* Activity: The response must consist of each line in the listing that has the word "OldSchoolRepubs" in it.

* Exercise input:
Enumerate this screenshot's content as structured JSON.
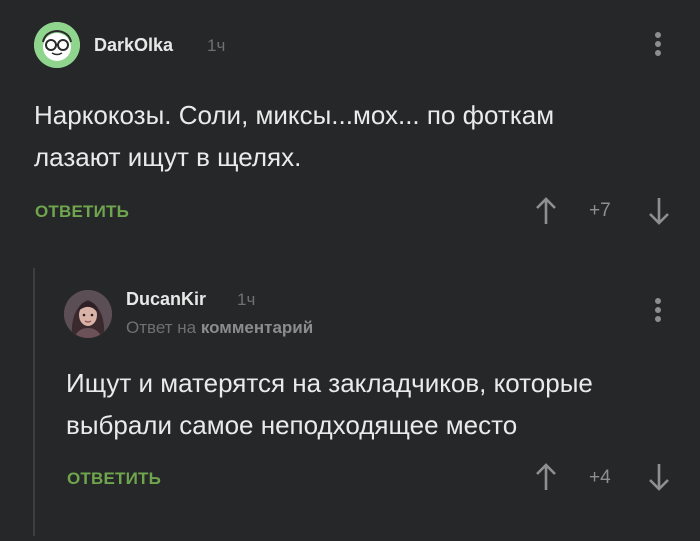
{
  "comments": [
    {
      "author": "DarkOlka",
      "time": "1ч",
      "text_lines": [
        "Наркокозы. Соли, миксы...мох... по фоткам",
        "лазают ищут в щелях."
      ],
      "reply_label": "ОТВЕТИТЬ",
      "score": "+7",
      "avatar_icon": "glasses-face-icon"
    },
    {
      "author": "DucanKir",
      "time": "1ч",
      "reply_prefix": "Ответ на",
      "reply_target": "комментарий",
      "text_lines": [
        "Ищут и матерятся на закладчиков, которые",
        "выбрали самое неподходящее место"
      ],
      "reply_label": "ОТВЕТИТЬ",
      "score": "+4",
      "avatar_icon": "user-photo-avatar"
    }
  ],
  "colors": {
    "background": "#262729",
    "accent_green": "#6fa54d",
    "muted_text": "#6e7072"
  }
}
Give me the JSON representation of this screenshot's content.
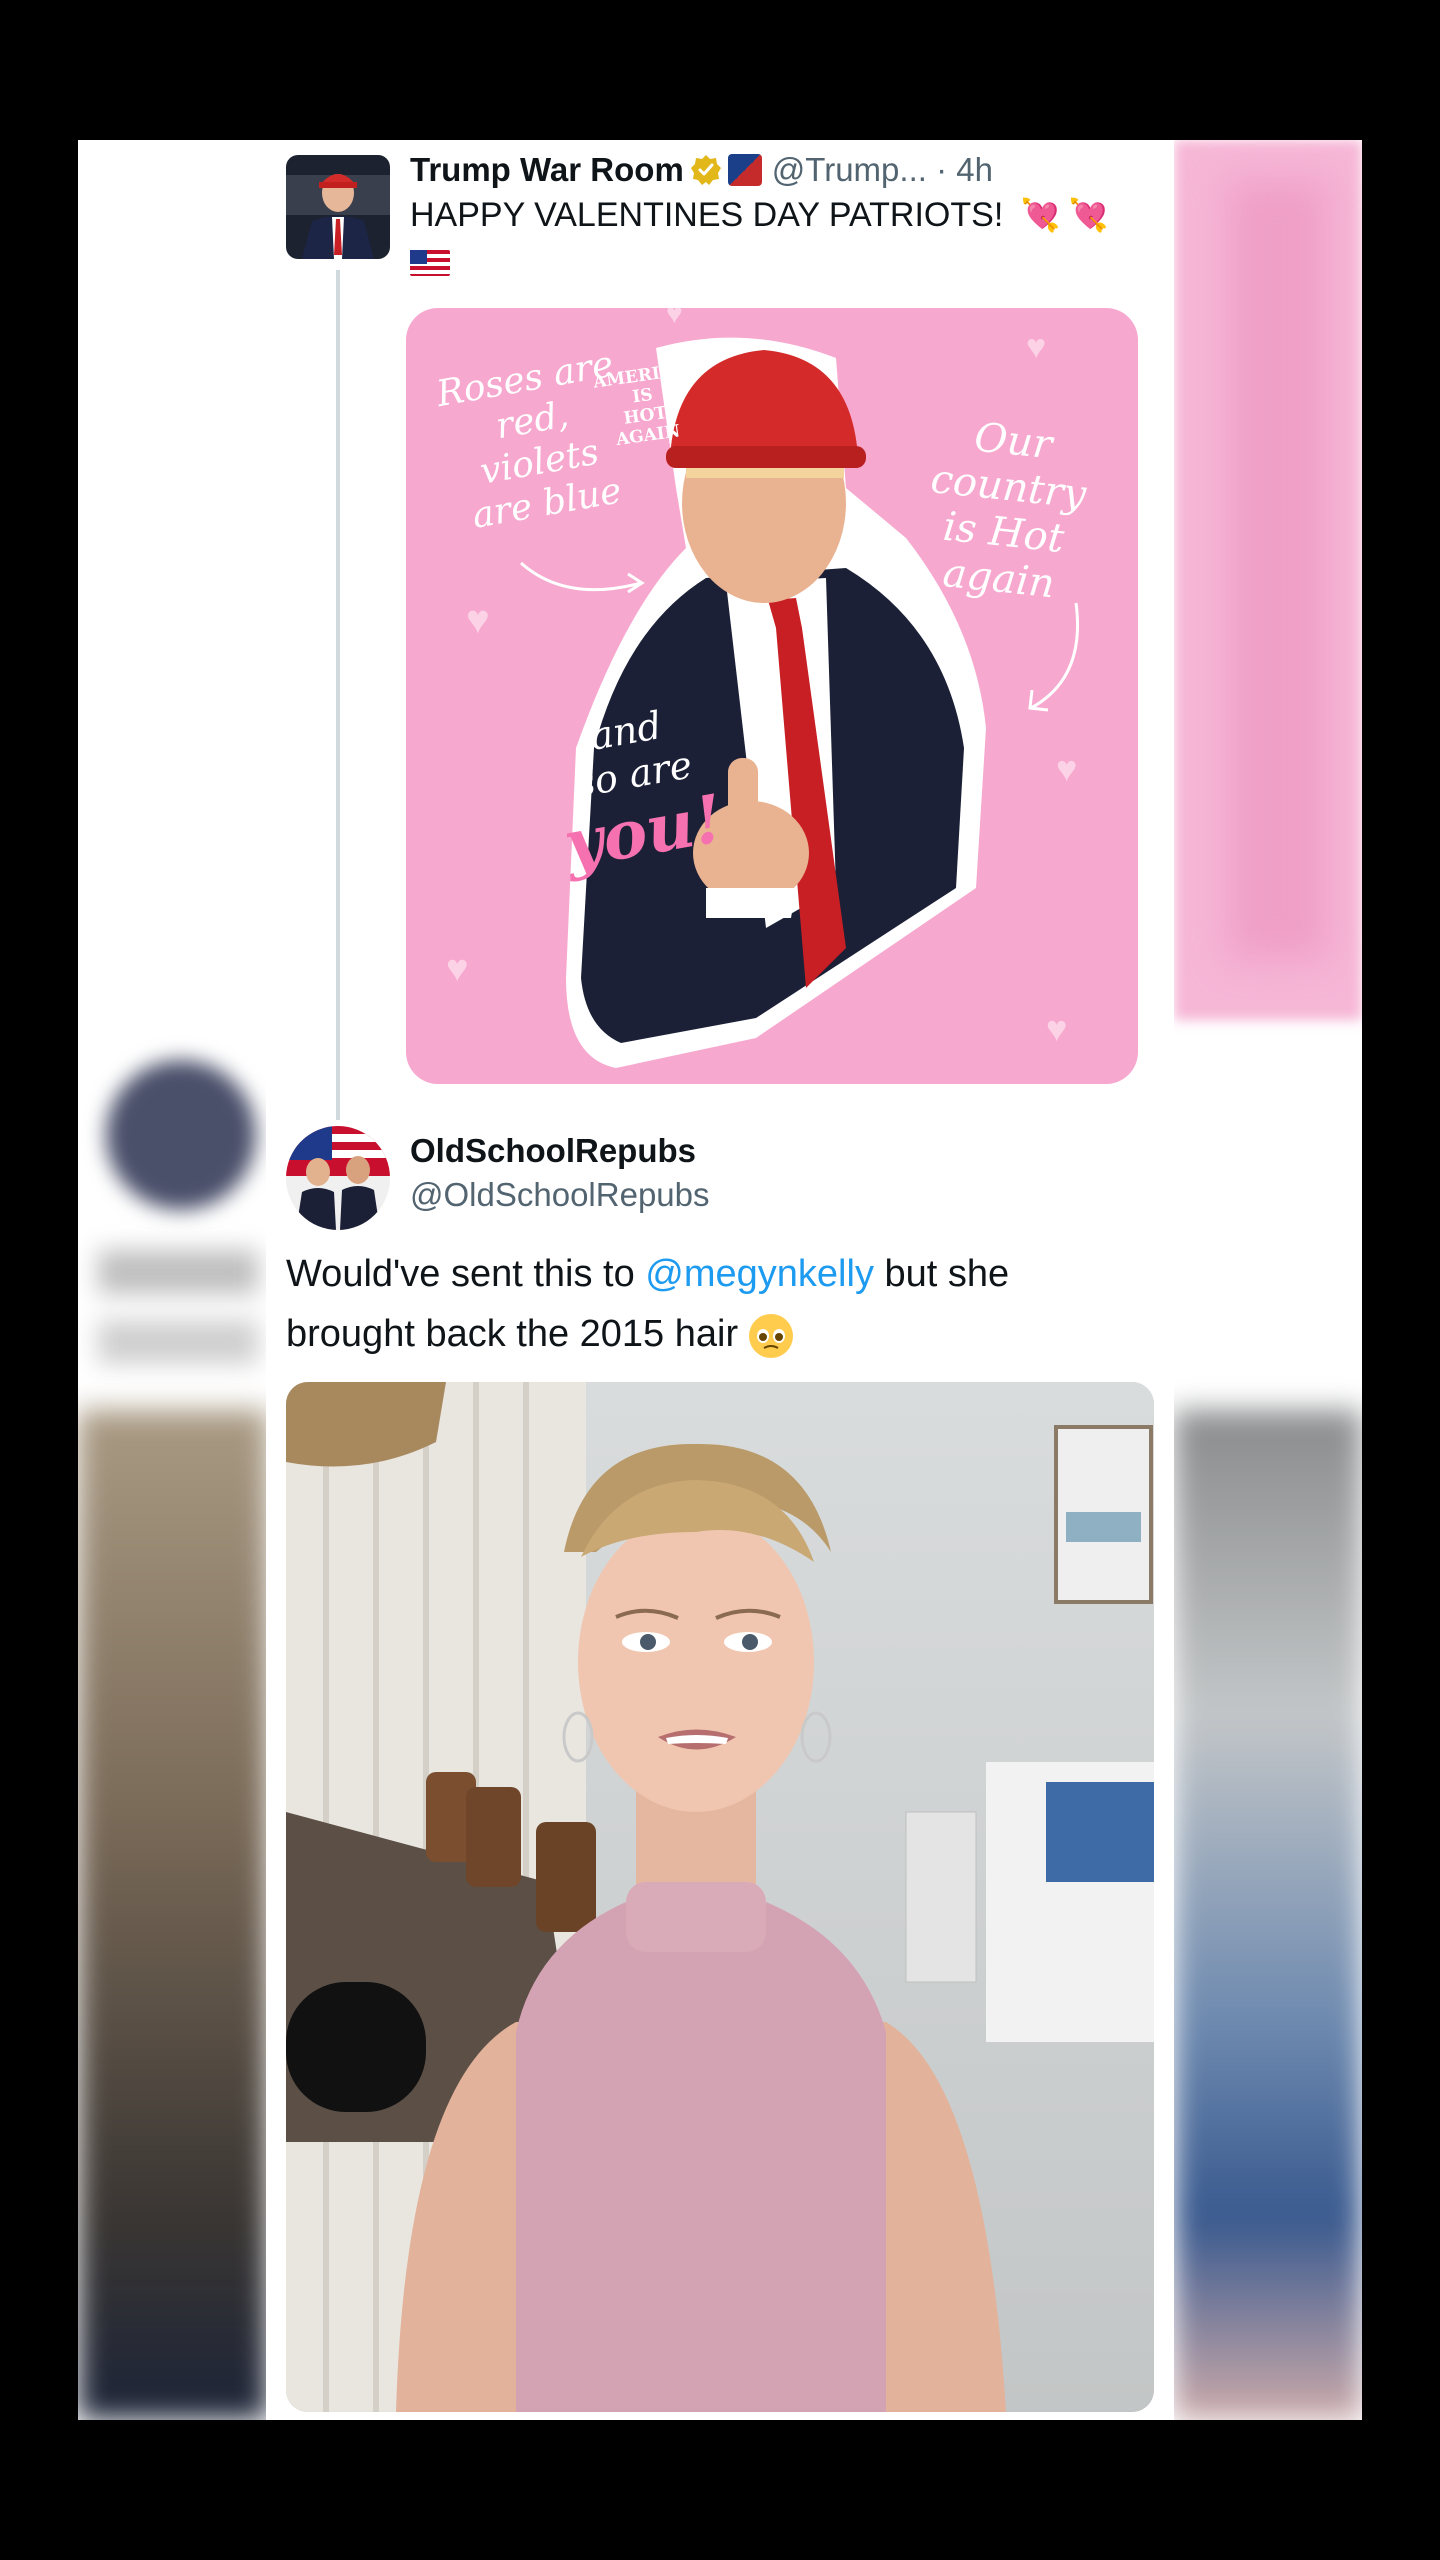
{
  "tweet1": {
    "display_name": "Trump War Room",
    "handle_time": "@Trump... · 4h",
    "text": "HAPPY VALENTINES DAY PATRIOTS!",
    "image": {
      "hat_text_line1": "AMERICA IS",
      "hat_text_line2": "HOT AGAIN",
      "left_line1": "Roses are",
      "left_line2": "red,",
      "left_line3": "violets",
      "left_line4": "are blue",
      "right_line1": "Our",
      "right_line2": "country",
      "right_line3": "is Hot",
      "right_line4": "again",
      "bottom_line1": "and",
      "bottom_line2": "so are",
      "bottom_line3": "you!"
    }
  },
  "tweet2": {
    "display_name": "OldSchoolRepubs",
    "handle": "@OldSchoolRepubs",
    "text_before": "Would've sent this to ",
    "mention": "@megynkelly",
    "text_after": " but she brought back the 2015 hair"
  },
  "icons": {
    "verified": "verified-badge-icon",
    "affiliate": "affiliate-badge-icon",
    "hearts": "heart-with-arrow-emoji",
    "flag": "us-flag-emoji",
    "pleading": "pleading-face-emoji"
  },
  "colors": {
    "card_pink": "#f7a8cf",
    "mention_blue": "#1d9bf0",
    "hat_red": "#d42a2a",
    "tie_red": "#c81f25"
  }
}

* Task solution:
    "display_name": "OldSchoolRepubs",
    "handle": "@OldSchoolRepubs",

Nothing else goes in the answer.